This is a really simple way to teach medical students or junior doctors about diagnosing jaundice.
Obviously they should take a history and examine the patient but when we are talking about diagnosis of jaundice this question usually comes along. “If you could do one quick and easy test to tell you what the likely cause of jaundice is, what would that be?” The usual answer I get is liver function tests, but as we all know liver function tests don’t measure liver function! (The subject of a future blog). Ultrasound is readily available in just about all parts of the world and all care environments and can give a broad answer to what the cause of jaundice is. There are basically three different things that an ultrasound can show in the jaundiced patient.
1. There is no duct dilatation either in the liver or in the extrahepatic bile ducts. So basically this means that the cause of the jaundice is at a cellular level or involving microspcopic bile ducts too small to visualize on a scan. Most of the causes for cellular jaundice would be classified as “medical” jaundice such as viral hepatitis, drug induced cholestasis or hepatitis, metabolic disorders, autoimmune hepatitis, primary biliary cirrhosis and so on.
2A. All of the bile ducts inside the liver (intrahepatic) and outside of the liver (extrahepatic) are dilated.
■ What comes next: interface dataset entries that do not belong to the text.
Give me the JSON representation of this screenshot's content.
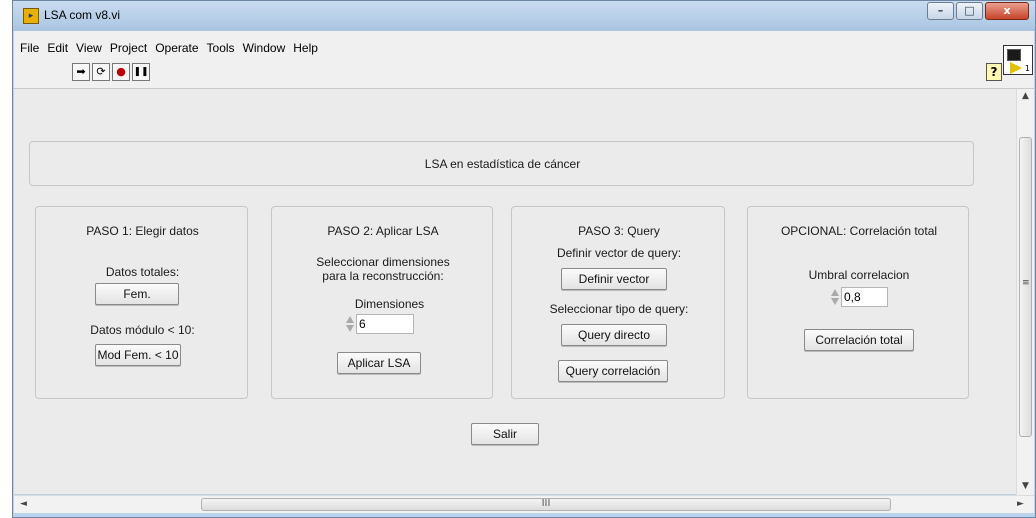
{
  "window": {
    "title": "LSA com v8.vi",
    "app_icon": "labview-vi-icon"
  },
  "window_buttons": {
    "minimize": "–",
    "maximize": "□",
    "close": "x"
  },
  "menubar": [
    "File",
    "Edit",
    "View",
    "Project",
    "Operate",
    "Tools",
    "Window",
    "Help"
  ],
  "toolbar": {
    "icons": [
      "run-arrow-icon",
      "run-continuously-icon",
      "abort-icon",
      "pause-icon"
    ],
    "run": "➡",
    "run_continuous": "⟳",
    "abort": "●",
    "pause": "❚❚",
    "help": "?",
    "vi_icon_number": "1"
  },
  "header": {
    "title": "LSA en estadística de cáncer"
  },
  "paso1": {
    "title": "PASO 1: Elegir datos",
    "datos_totales_label": "Datos totales:",
    "fem_button": "Fem.",
    "datos_modulo_label": "Datos módulo < 10:",
    "mod_fem_button": "Mod Fem. < 10"
  },
  "paso2": {
    "title": "PASO 2: Aplicar LSA",
    "desc_line1": "Seleccionar dimensiones",
    "desc_line2": "para la reconstrucción:",
    "dim_label": "Dimensiones",
    "dim_value": "6",
    "apply_button": "Aplicar LSA"
  },
  "paso3": {
    "title": "PASO 3: Query",
    "define_label": "Definir vector de query:",
    "define_button": "Definir vector",
    "select_label": "Seleccionar tipo de query:",
    "direct_button": "Query directo",
    "correl_button": "Query correlación"
  },
  "opcional": {
    "title": "OPCIONAL: Correlación total",
    "umbral_label": "Umbral correlacion",
    "umbral_value": "0,8",
    "total_button": "Correlación total"
  },
  "exit_button": "Salir",
  "scroll": {
    "h_thumb_grip": "III",
    "up": "▲",
    "down": "▼",
    "left": "◄",
    "right": "►",
    "grip": "≡"
  },
  "colors": {
    "panel_bg": "#ebebeb",
    "titlebar": "#bcd2ea",
    "close_button": "#c7432a"
  }
}
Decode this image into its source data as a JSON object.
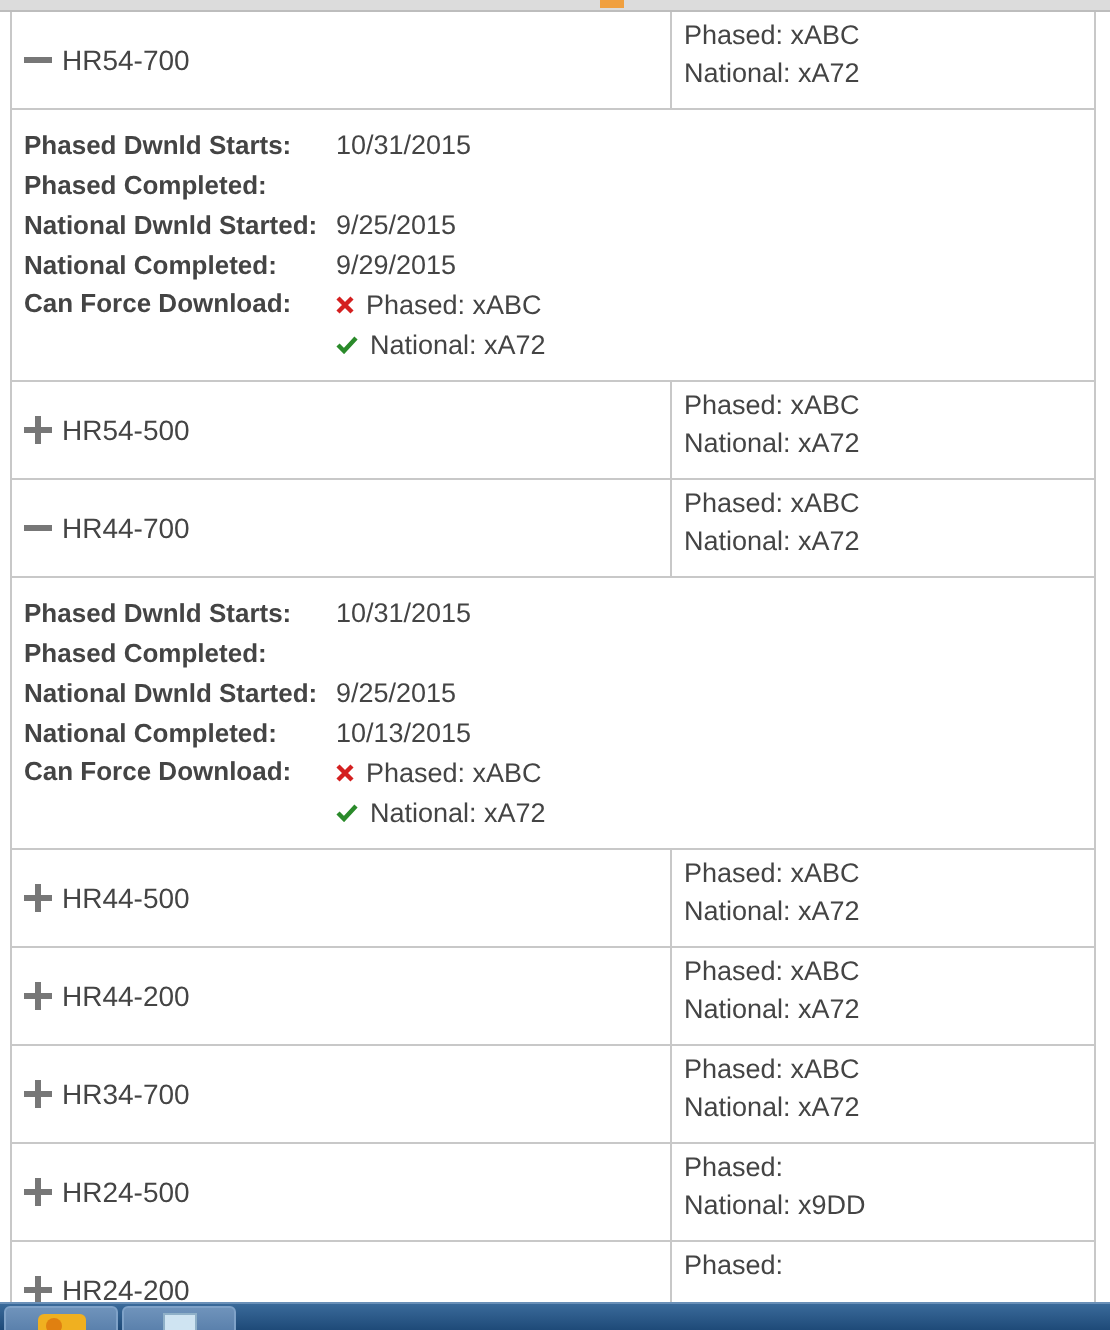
{
  "rows": [
    {
      "code": "HR54-700",
      "expanded": true,
      "phased": "Phased: xABC",
      "national": "National: xA72",
      "details": [
        {
          "label": "Phased Dwnld Starts:",
          "value": "10/31/2015"
        },
        {
          "label": "Phased Completed:"
        },
        {
          "label": "National Dwnld Started:",
          "value": "9/25/2015"
        },
        {
          "label": "National Completed:",
          "value": "9/29/2015"
        }
      ],
      "force": {
        "label": "Can Force Download:",
        "items": [
          {
            "text": "Phased: xABC",
            "ok": false
          },
          {
            "text": "National: xA72",
            "ok": true
          }
        ]
      }
    },
    {
      "code": "HR54-500",
      "expanded": false,
      "phased": "Phased: xABC",
      "national": "National: xA72"
    },
    {
      "code": "HR44-700",
      "expanded": true,
      "phased": "Phased: xABC",
      "national": "National: xA72",
      "details": [
        {
          "label": "Phased Dwnld Starts:",
          "value": "10/31/2015"
        },
        {
          "label": "Phased Completed:"
        },
        {
          "label": "National Dwnld Started:",
          "value": "9/25/2015"
        },
        {
          "label": "National Completed:",
          "value": "10/13/2015"
        }
      ],
      "force": {
        "label": "Can Force Download:",
        "items": [
          {
            "text": "Phased: xABC",
            "ok": false
          },
          {
            "text": "National: xA72",
            "ok": true
          }
        ]
      }
    },
    {
      "code": "HR44-500",
      "expanded": false,
      "phased": "Phased: xABC",
      "national": "National: xA72"
    },
    {
      "code": "HR44-200",
      "expanded": false,
      "phased": "Phased: xABC",
      "national": "National: xA72"
    },
    {
      "code": "HR34-700",
      "expanded": false,
      "phased": "Phased: xABC",
      "national": "National: xA72"
    },
    {
      "code": "HR24-500",
      "expanded": false,
      "phased": "Phased:",
      "national": "National: x9DD"
    },
    {
      "code": "HR24-200",
      "expanded": false,
      "phased": "Phased:"
    }
  ]
}
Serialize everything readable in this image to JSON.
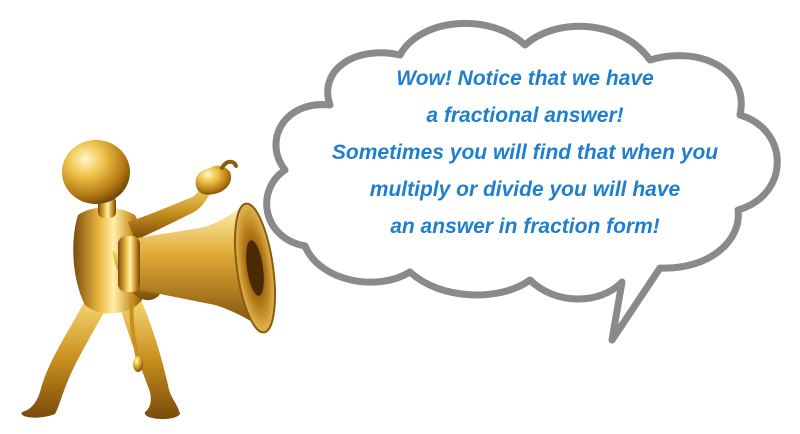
{
  "speech_bubble": {
    "lines": [
      "Wow! Notice that we have",
      "a fractional answer!",
      "Sometimes you will find that when you",
      "multiply or divide you will have",
      "an answer in fraction form!"
    ]
  },
  "colors": {
    "text": "#1f7fcf",
    "bubble_outline": "#8a8a8a",
    "figure_gold": "#d4a32a",
    "figure_shadow": "#8a5a10",
    "figure_highlight": "#fff1b0"
  },
  "icons": {
    "character": "golden-figure-with-megaphone-icon",
    "megaphone": "megaphone-icon"
  }
}
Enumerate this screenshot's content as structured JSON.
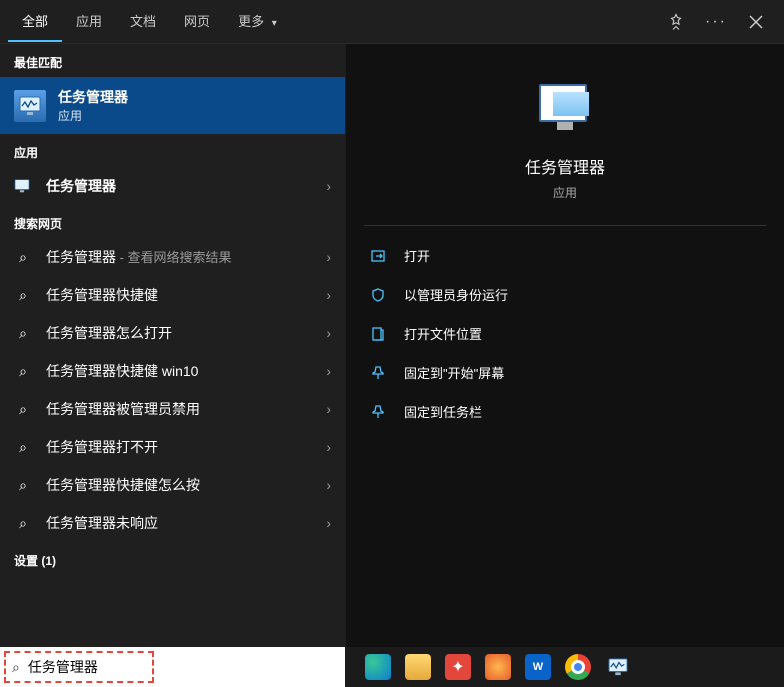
{
  "tabs": {
    "all": "全部",
    "apps": "应用",
    "docs": "文档",
    "web": "网页",
    "more": "更多"
  },
  "sections": {
    "best_match": "最佳匹配",
    "apps": "应用",
    "search_web": "搜索网页",
    "settings": "设置 (1)"
  },
  "best": {
    "title": "任务管理器",
    "subtitle": "应用"
  },
  "app_result": {
    "label": "任务管理器"
  },
  "web_results": [
    {
      "label": "任务管理器",
      "suffix": " - 查看网络搜索结果"
    },
    {
      "label": "任务管理器快捷健",
      "suffix": ""
    },
    {
      "label": "任务管理器怎么打开",
      "suffix": ""
    },
    {
      "label": "任务管理器快捷健 win10",
      "suffix": ""
    },
    {
      "label": "任务管理器被管理员禁用",
      "suffix": ""
    },
    {
      "label": "任务管理器打不开",
      "suffix": ""
    },
    {
      "label": "任务管理器快捷健怎么按",
      "suffix": ""
    },
    {
      "label": "任务管理器未响应",
      "suffix": ""
    }
  ],
  "preview": {
    "title": "任务管理器",
    "subtitle": "应用",
    "actions": {
      "open": "打开",
      "run_admin": "以管理员身份运行",
      "open_location": "打开文件位置",
      "pin_start": "固定到\"开始\"屏幕",
      "pin_taskbar": "固定到任务栏"
    }
  },
  "search": {
    "value": "任务管理器"
  }
}
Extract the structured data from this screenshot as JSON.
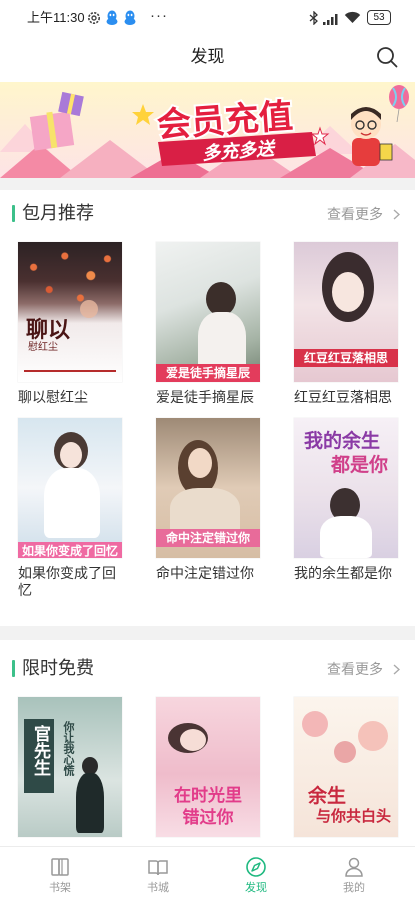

The level of obstruction to cause this ultraound picture must be at the lower end of the common bile duct. The most common causes would be benign reasons such as ductal gall stones and malignant causes such as pancreatic cancer. Less common causes might be benign stricture secondary to pancreatitis or malignant distal bile duct cholangiocarcionoma or periampullary cancer.
2B. Only the common bile duct is dilated. This may occur when a gallstone has blocked the lower end of the bile duct but there has not been sufficient time for the intrahepatic bile ducts to become dilated. The same could be true of a tumour but usually by the time clinical jaundice is evident both intra and extraheptic bile ducts will be dilated.
3. The intrahepatic bile ducts are dilated but the extrahepatic bile duct is collapsed and non-dilated. This ultrasound picture is not commonly seen and implies that the cause of obstruction is at the hilus of the liver. The diagnosis that must be considered and excluded in this situation is hilar cholangiocarcinoma. The other less common alternative diagnoses include primary sclerosing cholangitis, Mirrizzi syndrome and gall bladder cancer.
As already mentioned, blood tests don’t help a great deal in the diagnosis of jaundice except of course telling the level of jaundice (bilirubin) and providing some corroborative evidence such as autoantibodies, tumour markers or viral titres in the case of hepatitis. Classifying causes of jaundice on the basis of ultrasound provides a quick and easy schema for diagnosing jaundice which is applicable in primary care as well as hospital based practice. Best of all the students remember it!